▸ Task details:
Each line of the listing, apart from the pictures, is to be printed exactly.
--------------------
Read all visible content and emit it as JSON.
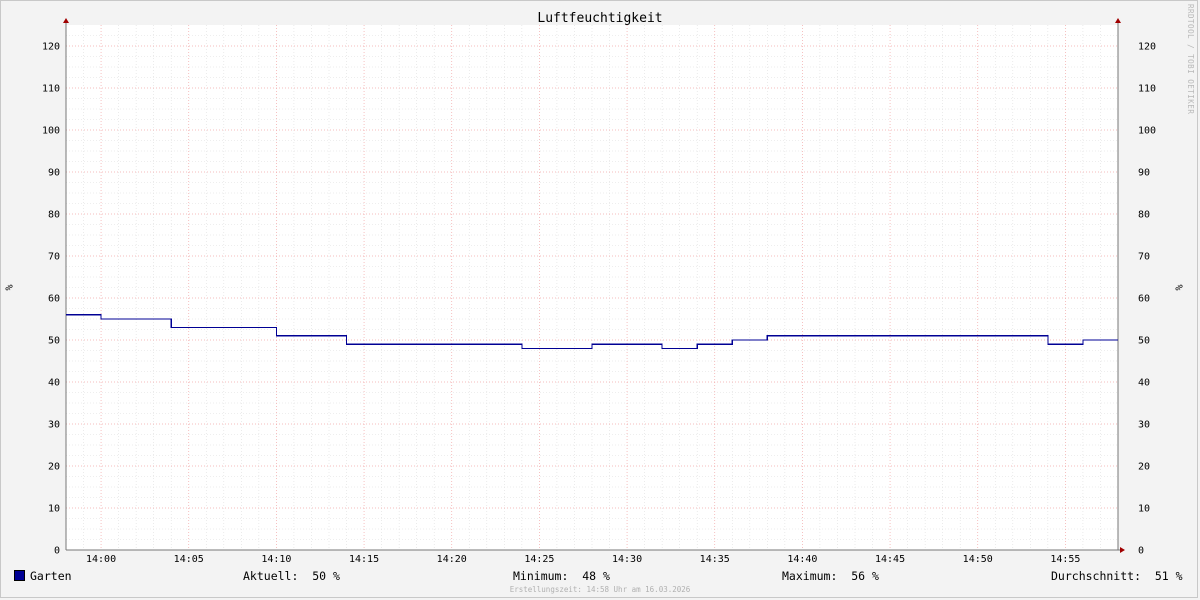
{
  "chart_data": {
    "type": "line",
    "title": "Luftfeuchtigkeit",
    "ylabel": "%",
    "y2label": "%",
    "ylim": [
      0,
      125
    ],
    "yticks": [
      0,
      10,
      20,
      30,
      40,
      50,
      60,
      70,
      80,
      90,
      100,
      110,
      120
    ],
    "xlim": [
      "13:58",
      "14:58"
    ],
    "xticks": [
      "14:00",
      "14:05",
      "14:10",
      "14:15",
      "14:20",
      "14:25",
      "14:30",
      "14:35",
      "14:40",
      "14:45",
      "14:50",
      "14:55"
    ],
    "grid": true,
    "legend_position": "bottom",
    "series": [
      {
        "name": "Garten",
        "color": "#000094",
        "step": true,
        "points": [
          {
            "x": "13:58",
            "y": 56
          },
          {
            "x": "14:00",
            "y": 55
          },
          {
            "x": "14:04",
            "y": 53
          },
          {
            "x": "14:10",
            "y": 51
          },
          {
            "x": "14:14",
            "y": 49
          },
          {
            "x": "14:24",
            "y": 48
          },
          {
            "x": "14:28",
            "y": 49
          },
          {
            "x": "14:32",
            "y": 48
          },
          {
            "x": "14:34",
            "y": 49
          },
          {
            "x": "14:36",
            "y": 50
          },
          {
            "x": "14:38",
            "y": 51
          },
          {
            "x": "14:54",
            "y": 49
          },
          {
            "x": "14:56",
            "y": 50
          },
          {
            "x": "14:58",
            "y": 50
          }
        ]
      }
    ]
  },
  "watermark": "RRDTOOL / TOBI OETIKER",
  "legend": {
    "series_name": "Garten",
    "swatch_color": "#000094",
    "current": "Aktuell:  50 %",
    "minimum": "Minimum:  48 %",
    "maximum": "Maximum:  56 %",
    "average": "Durchschnitt:  51 %"
  },
  "footer": "Erstellungszeit: 14:58 Uhr am 16.03.2026"
}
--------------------
▸ Output of the exercise:
Read all visible content and emit it as JSON.
{
  "chart_data": {
    "type": "line",
    "title": "Luftfeuchtigkeit",
    "ylabel": "%",
    "y2label": "%",
    "ylim": [
      0,
      125
    ],
    "yticks": [
      0,
      10,
      20,
      30,
      40,
      50,
      60,
      70,
      80,
      90,
      100,
      110,
      120
    ],
    "xlim": [
      "13:58",
      "14:58"
    ],
    "xticks": [
      "14:00",
      "14:05",
      "14:10",
      "14:15",
      "14:20",
      "14:25",
      "14:30",
      "14:35",
      "14:40",
      "14:45",
      "14:50",
      "14:55"
    ],
    "grid": true,
    "legend_position": "bottom",
    "series": [
      {
        "name": "Garten",
        "color": "#000094",
        "step": true,
        "points": [
          {
            "x": "13:58",
            "y": 56
          },
          {
            "x": "14:00",
            "y": 55
          },
          {
            "x": "14:04",
            "y": 53
          },
          {
            "x": "14:10",
            "y": 51
          },
          {
            "x": "14:14",
            "y": 49
          },
          {
            "x": "14:24",
            "y": 48
          },
          {
            "x": "14:28",
            "y": 49
          },
          {
            "x": "14:32",
            "y": 48
          },
          {
            "x": "14:34",
            "y": 49
          },
          {
            "x": "14:36",
            "y": 50
          },
          {
            "x": "14:38",
            "y": 51
          },
          {
            "x": "14:54",
            "y": 49
          },
          {
            "x": "14:56",
            "y": 50
          },
          {
            "x": "14:58",
            "y": 50
          }
        ]
      }
    ]
  },
  "watermark": "RRDTOOL / TOBI OETIKER",
  "legend": {
    "series_name": "Garten",
    "swatch_color": "#000094",
    "current": "Aktuell:  50 %",
    "minimum": "Minimum:  48 %",
    "maximum": "Maximum:  56 %",
    "average": "Durchschnitt:  51 %"
  },
  "footer": "Erstellungszeit: 14:58 Uhr am 16.03.2026"
}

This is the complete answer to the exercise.